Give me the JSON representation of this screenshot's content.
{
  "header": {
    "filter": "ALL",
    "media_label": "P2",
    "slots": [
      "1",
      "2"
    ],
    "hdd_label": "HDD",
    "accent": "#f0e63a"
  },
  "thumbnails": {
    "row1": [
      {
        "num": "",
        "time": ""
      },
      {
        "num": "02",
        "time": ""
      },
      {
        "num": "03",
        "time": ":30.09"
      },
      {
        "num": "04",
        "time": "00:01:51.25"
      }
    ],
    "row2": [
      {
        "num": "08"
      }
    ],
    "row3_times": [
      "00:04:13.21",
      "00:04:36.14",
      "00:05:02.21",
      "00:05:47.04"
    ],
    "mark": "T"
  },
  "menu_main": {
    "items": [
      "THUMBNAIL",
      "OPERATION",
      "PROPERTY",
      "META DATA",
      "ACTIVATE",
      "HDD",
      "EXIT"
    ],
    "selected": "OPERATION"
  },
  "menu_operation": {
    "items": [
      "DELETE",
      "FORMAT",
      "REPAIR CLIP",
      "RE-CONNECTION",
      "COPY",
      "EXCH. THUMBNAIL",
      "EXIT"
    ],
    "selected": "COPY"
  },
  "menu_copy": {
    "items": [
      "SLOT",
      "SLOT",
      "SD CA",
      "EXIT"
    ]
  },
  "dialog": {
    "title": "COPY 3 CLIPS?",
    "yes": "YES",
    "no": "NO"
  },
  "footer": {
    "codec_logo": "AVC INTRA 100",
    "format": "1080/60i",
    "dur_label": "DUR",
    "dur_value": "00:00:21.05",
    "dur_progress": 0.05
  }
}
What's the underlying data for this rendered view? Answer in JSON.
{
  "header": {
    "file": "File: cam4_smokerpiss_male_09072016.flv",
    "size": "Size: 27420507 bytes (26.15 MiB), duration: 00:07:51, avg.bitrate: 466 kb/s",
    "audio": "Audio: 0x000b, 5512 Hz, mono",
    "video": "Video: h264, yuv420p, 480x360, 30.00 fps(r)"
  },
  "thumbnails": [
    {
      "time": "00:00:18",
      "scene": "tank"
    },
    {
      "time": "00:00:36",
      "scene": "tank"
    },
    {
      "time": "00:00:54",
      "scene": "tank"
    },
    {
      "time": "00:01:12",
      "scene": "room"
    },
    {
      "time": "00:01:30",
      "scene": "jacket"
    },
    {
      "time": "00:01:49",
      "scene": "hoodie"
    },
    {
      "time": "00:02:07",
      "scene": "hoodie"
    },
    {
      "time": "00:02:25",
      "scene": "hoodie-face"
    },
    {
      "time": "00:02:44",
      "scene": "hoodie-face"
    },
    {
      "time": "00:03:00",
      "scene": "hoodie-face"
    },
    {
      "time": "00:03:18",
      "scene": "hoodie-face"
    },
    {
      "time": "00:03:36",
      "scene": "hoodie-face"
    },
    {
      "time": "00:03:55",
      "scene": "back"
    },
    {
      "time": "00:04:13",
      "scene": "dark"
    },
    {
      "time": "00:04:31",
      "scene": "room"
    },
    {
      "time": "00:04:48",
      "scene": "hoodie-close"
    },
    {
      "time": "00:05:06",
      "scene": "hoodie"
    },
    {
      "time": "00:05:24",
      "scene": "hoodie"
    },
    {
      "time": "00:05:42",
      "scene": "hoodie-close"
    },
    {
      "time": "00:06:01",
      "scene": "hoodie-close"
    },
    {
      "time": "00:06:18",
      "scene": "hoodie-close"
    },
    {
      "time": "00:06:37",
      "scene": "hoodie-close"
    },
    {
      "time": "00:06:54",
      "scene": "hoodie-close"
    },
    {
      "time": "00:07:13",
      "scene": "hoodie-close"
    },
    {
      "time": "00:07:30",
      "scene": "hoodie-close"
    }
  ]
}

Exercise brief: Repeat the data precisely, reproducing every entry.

Output of the task:
Give me the JSON representation of this screenshot's content.
{
  "header": {
    "filter": "ALL",
    "media_label": "P2",
    "slots": [
      "1",
      "2"
    ],
    "hdd_label": "HDD",
    "accent": "#f0e63a"
  },
  "thumbnails": {
    "row1": [
      {
        "num": "",
        "time": ""
      },
      {
        "num": "02",
        "time": ""
      },
      {
        "num": "03",
        "time": ":30.09"
      },
      {
        "num": "04",
        "time": "00:01:51.25"
      }
    ],
    "row2": [
      {
        "num": "08"
      }
    ],
    "row3_times": [
      "00:04:13.21",
      "00:04:36.14",
      "00:05:02.21",
      "00:05:47.04"
    ],
    "mark": "T"
  },
  "menu_main": {
    "items": [
      "THUMBNAIL",
      "OPERATION",
      "PROPERTY",
      "META DATA",
      "ACTIVATE",
      "HDD",
      "EXIT"
    ],
    "selected": "OPERATION"
  },
  "menu_operation": {
    "items": [
      "DELETE",
      "FORMAT",
      "REPAIR CLIP",
      "RE-CONNECTION",
      "COPY",
      "EXCH. THUMBNAIL",
      "EXIT"
    ],
    "selected": "COPY"
  },
  "menu_copy": {
    "items": [
      "SLOT",
      "SLOT",
      "SD CA",
      "EXIT"
    ]
  },
  "dialog": {
    "title": "COPY 3 CLIPS?",
    "yes": "YES",
    "no": "NO"
  },
  "footer": {
    "codec_logo": "AVC INTRA 100",
    "format": "1080/60i",
    "dur_label": "DUR",
    "dur_value": "00:00:21.05",
    "dur_progress": 0.05
  }
}
What's the underlying data for this rendered view? Answer in JSON.
{
  "header": {
    "file": "File: cam4_smokerpiss_male_09072016.flv",
    "size": "Size: 27420507 bytes (26.15 MiB), duration: 00:07:51, avg.bitrate: 466 kb/s",
    "audio": "Audio: 0x000b, 5512 Hz, mono",
    "video": "Video: h264, yuv420p, 480x360, 30.00 fps(r)"
  },
  "thumbnails": [
    {
      "time": "00:00:18",
      "scene": "tank"
    },
    {
      "time": "00:00:36",
      "scene": "tank"
    },
    {
      "time": "00:00:54",
      "scene": "tank"
    },
    {
      "time": "00:01:12",
      "scene": "room"
    },
    {
      "time": "00:01:30",
      "scene": "jacket"
    },
    {
      "time": "00:01:49",
      "scene": "hoodie"
    },
    {
      "time": "00:02:07",
      "scene": "hoodie"
    },
    {
      "time": "00:02:25",
      "scene": "hoodie-face"
    },
    {
      "time": "00:02:44",
      "scene": "hoodie-face"
    },
    {
      "time": "00:03:00",
      "scene": "hoodie-face"
    },
    {
      "time": "00:03:18",
      "scene": "hoodie-face"
    },
    {
      "time": "00:03:36",
      "scene": "hoodie-face"
    },
    {
      "time": "00:03:55",
      "scene": "back"
    },
    {
      "time": "00:04:13",
      "scene": "dark"
    },
    {
      "time": "00:04:31",
      "scene": "room"
    },
    {
      "time": "00:04:48",
      "scene": "hoodie-close"
    },
    {
      "time": "00:05:06",
      "scene": "hoodie"
    },
    {
      "time": "00:05:24",
      "scene": "hoodie"
    },
    {
      "time": "00:05:42",
      "scene": "hoodie-close"
    },
    {
      "time": "00:06:01",
      "scene": "hoodie-close"
    },
    {
      "time": "00:06:18",
      "scene": "hoodie-close"
    },
    {
      "time": "00:06:37",
      "scene": "hoodie-close"
    },
    {
      "time": "00:06:54",
      "scene": "hoodie-close"
    },
    {
      "time": "00:07:13",
      "scene": "hoodie-close"
    },
    {
      "time": "00:07:30",
      "scene": "hoodie-close"
    }
  ]
}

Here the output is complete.